It was clear that even for many urban sophisticates paying to attend a festival about difficult ideas, thinking about fat as anything but bad was borderline impossible.
One girl would only spell it out, “F-A-T,” the way one does with other bad words. Americans are obsessed with obesity, yet actual fat people are largely absent from our cultural landscape.
In a culture where most fat people in the media have missing heads — the anonymous, decapitated, interchangeable blobs whose photos accompany scary news stories about obesity — a fat woman with a voice can be threatening, not just to bullies, misogynists and anti-obesity crusaders, but to many of those who consider themselves to be enlightened, too.
I sometimes think it would be easier to be one of those anonymous, headless fat people.
With few exceptions, most of the fat people we do see in the media and pop culture hate their bodies, from the contestants paraded around like circus animals on “The Biggest Loser” to celebrities who flog themselves in nationally televised weight-loss commercials.
Americans expect and enjoy the spectacle of the miserable fat person, so to challenge this narrative is a radical act.

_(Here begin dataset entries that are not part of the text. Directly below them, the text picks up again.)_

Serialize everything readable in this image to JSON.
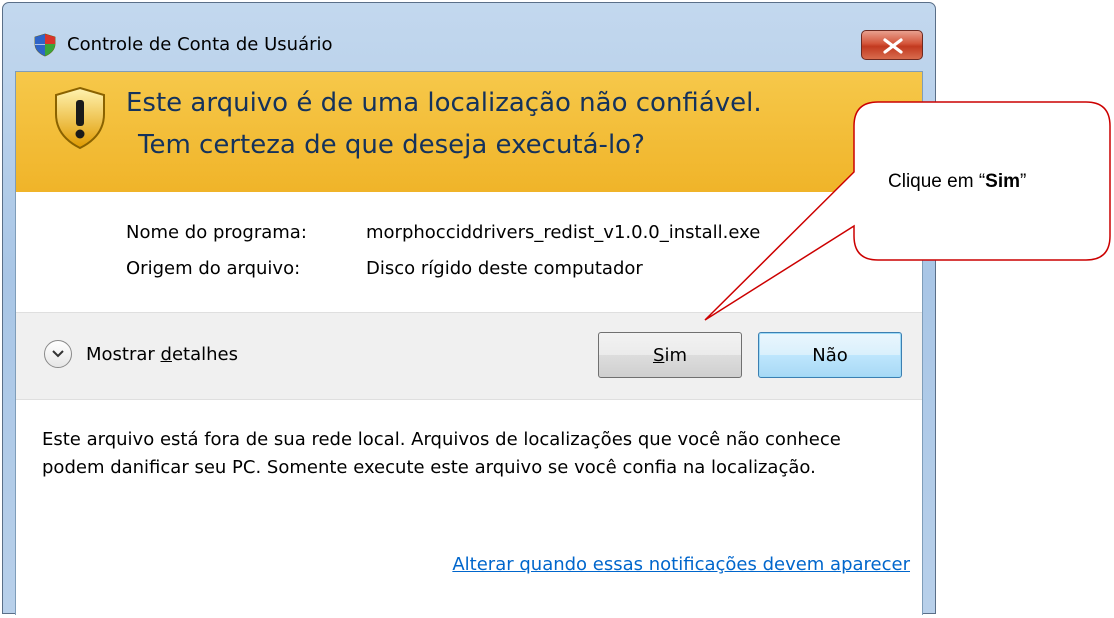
{
  "window": {
    "title": "Controle de Conta de Usuário"
  },
  "banner": {
    "line1": "Este arquivo é de uma localização não confiável.",
    "line2": "Tem certeza de que deseja executá-lo?"
  },
  "info": {
    "program_label": "Nome do programa:",
    "program_value": "morphocciddrivers_redist_v1.0.0_install.exe",
    "origin_label": "Origem do arquivo:",
    "origin_value": "Disco rígido deste computador"
  },
  "details": {
    "label_prefix": "Mostrar ",
    "label_accel": "d",
    "label_suffix": "etalhes"
  },
  "buttons": {
    "yes_accel": "S",
    "yes_rest": "im",
    "no_label": "Não"
  },
  "description": "Este arquivo está fora de sua rede local. Arquivos de localizações que você não conhece podem danificar seu PC. Somente execute este arquivo se você confia na localização.",
  "settings_link": "Alterar quando essas notificações devem aparecer",
  "callout": {
    "prefix": "Clique em “",
    "bold": "Sim",
    "suffix": "”"
  },
  "colors": {
    "banner": "#f0b429",
    "headline": "#14325c",
    "link": "#0066cc",
    "callout_border": "#cc0000"
  }
}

I get asked questions more appropriate for a therapist or a nutritionist than a novelist.